Another key perk of working in HVAC is almost zero student debt.
According to Midwest Technical Institute, signing up for classes at a technical or trade school generally costs approximately $15,000. A community college is usually around $5,000 per year. By comparison, the standard student debt for a bachelor’s degree is $25,921.
Your Day-to-Day Schedule as an HVAC Technician
Your work schedule may vary depending on where you work. If you primarily offer repair services, you may work early, late or be on call throughout the day. If you work in construction/home building or management, you may have more of a set schedule during normal business hours.
As a technician, you’ll respond to different locations for repair, maintenance or installation work. Some jobs might take longer than others, so the number of calls you can go on may vary.
As we mentioned before, you should be comfortable working outdoors in inclement weather as well as in dirty or cramped spaces. For jobs that work with customers or clients, strong customer service skills are always useful.
Do HVAC Careers Offer Good Salaries?? Average Salary for HVAC Technicians and Other HVAC Careers
Because HVAC is a fast-growing industry, your salary will reflect it. The national average salary for an HVAC technician is $49,242, according to ZipRecruiter. Top earners make between $56,600 and $68,000. However, salaries may fluctuate based on your location and its cost of living. Some HVAC techs working in management in a high-paying state could make upward of six figures.
In addition to owning your own business, there are several other career opportunities. These include:
- HVAC manager, $72,515 average salary
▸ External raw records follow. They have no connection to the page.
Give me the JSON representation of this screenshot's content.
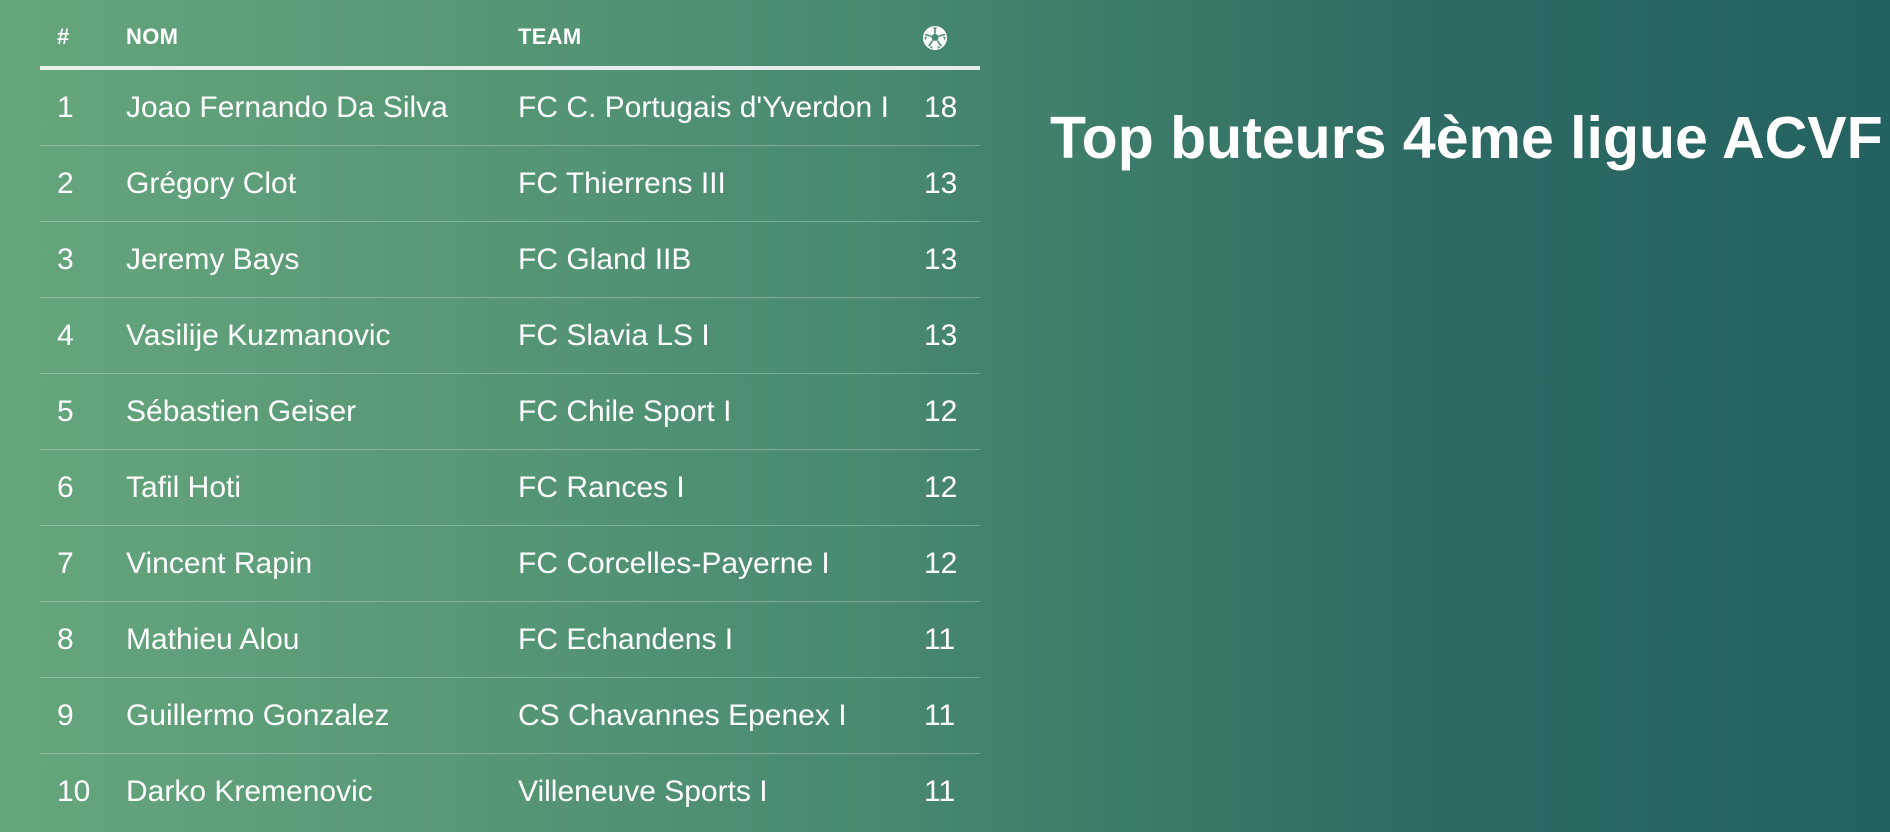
{
  "title": "Top buteurs 4ème ligue ACVF",
  "table": {
    "headers": {
      "rank": "#",
      "name": "NOM",
      "team": "TEAM",
      "goals_icon": "soccer-ball-icon"
    },
    "rows": [
      {
        "rank": "1",
        "name": "Joao Fernando Da Silva",
        "team": "FC C. Portugais d'Yverdon I",
        "goals": "18"
      },
      {
        "rank": "2",
        "name": "Grégory Clot",
        "team": "FC Thierrens III",
        "goals": "13"
      },
      {
        "rank": "3",
        "name": "Jeremy Bays",
        "team": "FC Gland IIB",
        "goals": "13"
      },
      {
        "rank": "4",
        "name": "Vasilije Kuzmanovic",
        "team": "FC Slavia LS I",
        "goals": "13"
      },
      {
        "rank": "5",
        "name": "Sébastien Geiser",
        "team": "FC Chile Sport I",
        "goals": "12"
      },
      {
        "rank": "6",
        "name": "Tafil Hoti",
        "team": "FC Rances I",
        "goals": "12"
      },
      {
        "rank": "7",
        "name": "Vincent Rapin",
        "team": "FC Corcelles-Payerne I",
        "goals": "12"
      },
      {
        "rank": "8",
        "name": "Mathieu Alou",
        "team": "FC Echandens I",
        "goals": "11"
      },
      {
        "rank": "9",
        "name": "Guillermo Gonzalez",
        "team": "CS Chavannes Epenex I",
        "goals": "11"
      },
      {
        "rank": "10",
        "name": "Darko Kremenovic",
        "team": "Villeneuve Sports I",
        "goals": "11"
      }
    ]
  },
  "colors": {
    "background_left": "#66a67c",
    "background_right": "#24625f",
    "text": "#ffffff"
  }
}
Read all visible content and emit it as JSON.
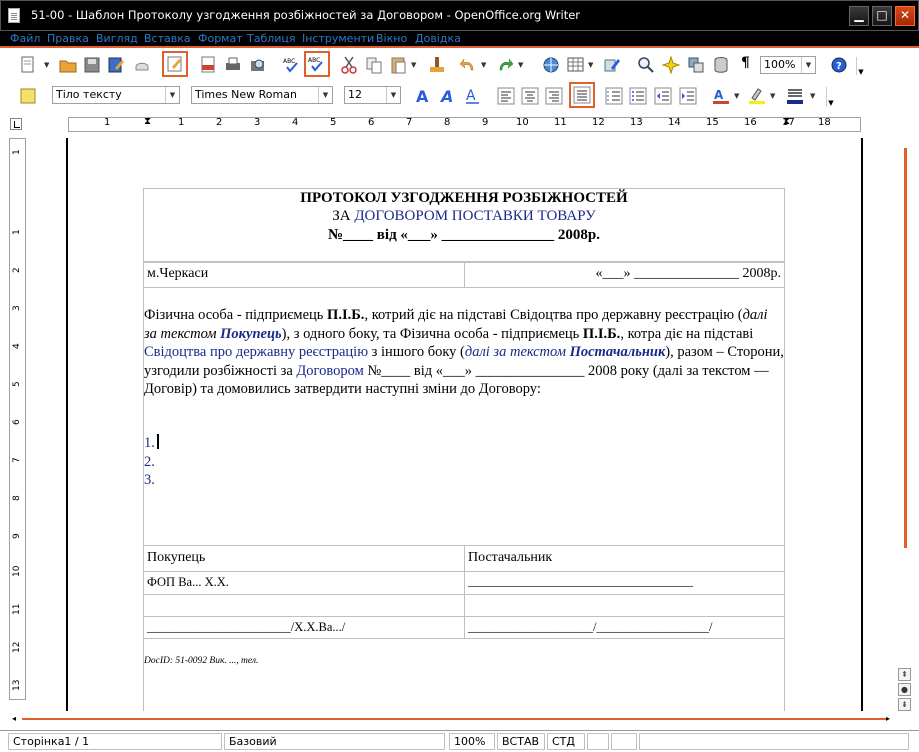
{
  "window": {
    "title": "51-00 - Шаблон Протоколу узгодження розбіжностей за Договором - OpenOffice.org Writer",
    "minimize": "▁",
    "maximize": "□",
    "close": "✕"
  },
  "menu": [
    "Файл",
    "Правка",
    "Вигляд",
    "Вставка",
    "Формат",
    "Таблиця",
    "Інструменти",
    "Вікно",
    "Довідка"
  ],
  "toolbar": {
    "zoom": "100%",
    "paragraph_style": "Тіло тексту",
    "font_name": "Times New Roman",
    "font_size": "12",
    "pilcrow": "¶"
  },
  "ruler": {
    "h_labels": [
      "1",
      "1",
      "2",
      "3",
      "4",
      "5",
      "6",
      "7",
      "8",
      "9",
      "10",
      "11",
      "12",
      "13",
      "14",
      "15",
      "16",
      "17",
      "18"
    ],
    "v_labels": [
      "1",
      "1",
      "2",
      "3",
      "4",
      "5",
      "6",
      "7",
      "8",
      "9",
      "10",
      "11",
      "12",
      "13"
    ]
  },
  "document": {
    "heading1": "ПРОТОКОЛ УЗГОДЖЕННЯ РОЗБІЖНОСТЕЙ",
    "heading2_prefix": "ЗА ",
    "heading2_link": "ДОГОВОРОМ ПОСТАВКИ ТОВАРУ",
    "heading3": "№____  від «___» _______________ 2008р.",
    "city": "м.Черкаси",
    "date": "«___» _______________ 2008р.",
    "para": {
      "p1": "Фізична особа - підприємець ",
      "p2": "П.І.Б.",
      "p3": ", котрий діє на підставі Свідоцтва про державну реєстрацію (",
      "p4": "далі за текстом ",
      "p5": "Покупець",
      "p6": "), з одного боку, та Фізична особа - підприємець ",
      "p7": "П.І.Б.",
      "p8": ", котра діє на підставі ",
      "p9": "Свідоцтва про державну реєстрацію",
      "p10": " з іншого боку (",
      "p11": "далі за текстом ",
      "p12": "Постачальник",
      "p13": "), разом – Сторони, узгодили розбіжності за ",
      "p14": "Договором",
      "p15": " №____ від «___» _______________ 2008 року (далі за текстом — Договір) та домовились затвердити наступні зміни до Договору:"
    },
    "list": [
      "1.",
      "2.",
      "3."
    ],
    "sign_table": {
      "buyer": "Покупець",
      "supplier": "Постачальник",
      "buyer_name": "ФОП Ва... Х.Х.",
      "supplier_line": "____________________________________",
      "buyer_sign": "_______________________/Х.Х.Ва.../",
      "supplier_sign": "____________________/__________________/"
    },
    "docid": "DocID: 51-0092 Вик. ..., тел."
  },
  "status": {
    "page": "Сторінка1 / 1",
    "style": "Базовий",
    "zoom": "100%",
    "insert": "ВСТАВ",
    "std": "СТД"
  },
  "colors": {
    "accent": "#e0602c",
    "menu_text": "#2d78c8",
    "link_blue": "#1a2a8a"
  }
}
- HVAC service manager, $71,176 average salary
Types of HVAC with the Highest Salaries
You can specialize for new opportunities within the HVAC industry, and continuing education and certification opportunities offer access to even higher salaries. For example, master engineers who can manage projects and design custom HVAC systems could be eligible for salaries as high as six figures. Larger salaries are also more likely if you have experience with advanced equipment like commercial HVAC systems, geothermal heat pumps or radiant in-floor heating.
What States Need HVAC Workers the Most
HVAC technicians are in high demand across the United States, but even more so in Florida, California, Texas, New York and Illinois. According to hvacclasses.org, these states employ the most HVAC workers and are experiencing major construction growth. Here’s why:
- Florida: Hurricanes, education and healthcare facilities.
- California: Wildfires, transportation, energy and utility projects.
- Texas: Hurricanes, energy, utility and other infrastructure upgrades.
- New York: Residential and infrastructure updates.
- Illinois: Companies relocating to the Chicago area.
Where HVAC Technicians Will Be in High Demand in the Future
Projections Central, who develops long-term occupational projections, expects these states to have the greatest demand for technicians by 2028:
- Utah, 31.1%
- Colorado, 29.7%
- Nevada, 27.9%
- Arizona, 21.4%
- Iowa, Oregon and Montana, 18.5%
- Arkansas, 16.3%
- Florida, 16.2%
- South Carolina, 16%
- Texas, 15.9%
- Idaho, 15.7%
- Washington, 15.6%
- North Carolina, 15.5%
- Tennessee, 15.2%
- Wyoming, 14.3%
- Nebraska, 13.9%
- Indiana, 13.8%
- North Dakota, 13.8%
Here’s where the highest number of new positions during that time frame are expected to be:
- Florida, 5,420
- Texas, 5,530
- California, 4,100
- North Carolina, 2,510
- New York, 2,290
- Colorado, 2,000
- Ohio, 1,550
- Pennsylvania, 1,510
- Virginia, 1,500
- Tennessee, 1,360
- Washington, 1,290
- Georgia, 1,270
- New Jersey, 1,170
- Utah, 1,170
- South Carolina, 1,1060
- Indiana, 940
- Maryland, 820
- Missouri and Arizona, 810
- Michigan, 780
Weather and a healthy economy will further encourage growth in these states, according to hvacclasses.org.
Grow Your HVAC Career with Three Rivers Heating & Cooling
HVAC technicians remain in demand across the country and in . To learn more about our openings, visit our careers page or call us at today!